[[ Extracted entries, beginning ]]
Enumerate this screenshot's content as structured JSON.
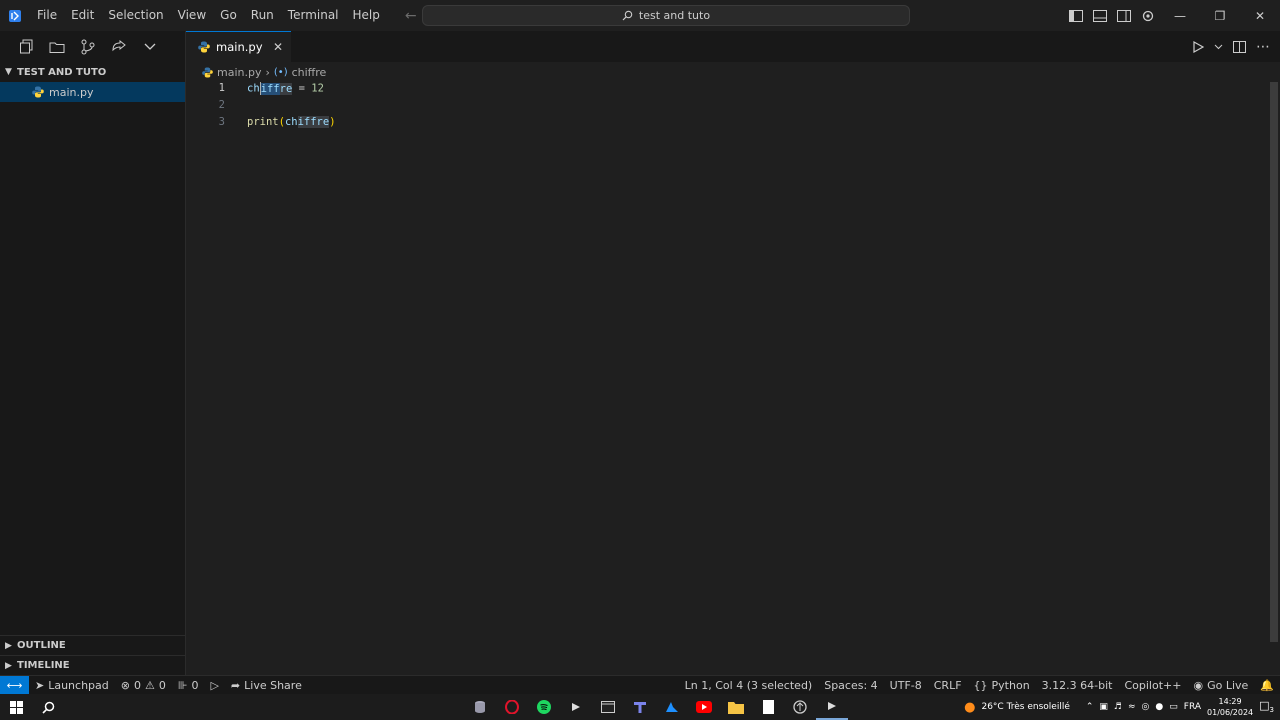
{
  "titlebar": {
    "menu": [
      "File",
      "Edit",
      "Selection",
      "View",
      "Go",
      "Run",
      "Terminal",
      "Help"
    ],
    "search_text": "test and tuto"
  },
  "sidebar": {
    "folder_name": "TEST AND TUTO",
    "files": [
      {
        "name": "main.py",
        "icon": "python-icon"
      }
    ],
    "outline_label": "OUTLINE",
    "timeline_label": "TIMELINE"
  },
  "editor": {
    "tab_label": "main.py",
    "breadcrumb_file": "main.py",
    "breadcrumb_symbol": "chiffre",
    "line_numbers": [
      "1",
      "2",
      "3"
    ]
  },
  "statusbar": {
    "launchpad": "Launchpad",
    "errors": "0",
    "warnings": "0",
    "ports": "0",
    "live_share": "Live Share",
    "cursor": "Ln 1, Col 4 (3 selected)",
    "spaces": "Spaces: 4",
    "encoding": "UTF-8",
    "eol": "CRLF",
    "language": "Python",
    "interpreter": "3.12.3 64-bit",
    "copilot": "Copilot++",
    "go_live": "Go Live"
  },
  "taskbar": {
    "weather": "26°C  Très ensoleillé",
    "lang": "FRA",
    "time": "14:29",
    "date": "01/06/2024",
    "notifications": "3"
  },
  "colors": {
    "accent": "#0078d4",
    "selection": "#264f78",
    "python_blue": "#3572a5",
    "python_yellow": "#ffd43b"
  }
}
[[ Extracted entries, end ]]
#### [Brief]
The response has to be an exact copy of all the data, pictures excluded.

#### [Solution]
Enumerate this screenshot's content as structured JSON.
{
  "titlebar": {
    "menu": [
      "File",
      "Edit",
      "Selection",
      "View",
      "Go",
      "Run",
      "Terminal",
      "Help"
    ],
    "search_text": "test and tuto"
  },
  "sidebar": {
    "folder_name": "TEST AND TUTO",
    "files": [
      {
        "name": "main.py",
        "icon": "python-icon"
      }
    ],
    "outline_label": "OUTLINE",
    "timeline_label": "TIMELINE"
  },
  "editor": {
    "tab_label": "main.py",
    "breadcrumb_file": "main.py",
    "breadcrumb_symbol": "chiffre",
    "line_numbers": [
      "1",
      "2",
      "3"
    ]
  },
  "statusbar": {
    "launchpad": "Launchpad",
    "errors": "0",
    "warnings": "0",
    "ports": "0",
    "live_share": "Live Share",
    "cursor": "Ln 1, Col 4 (3 selected)",
    "spaces": "Spaces: 4",
    "encoding": "UTF-8",
    "eol": "CRLF",
    "language": "Python",
    "interpreter": "3.12.3 64-bit",
    "copilot": "Copilot++",
    "go_live": "Go Live"
  },
  "taskbar": {
    "weather": "26°C  Très ensoleillé",
    "lang": "FRA",
    "time": "14:29",
    "date": "01/06/2024",
    "notifications": "3"
  },
  "colors": {
    "accent": "#0078d4",
    "selection": "#264f78",
    "python_blue": "#3572a5",
    "python_yellow": "#ffd43b"
  }
}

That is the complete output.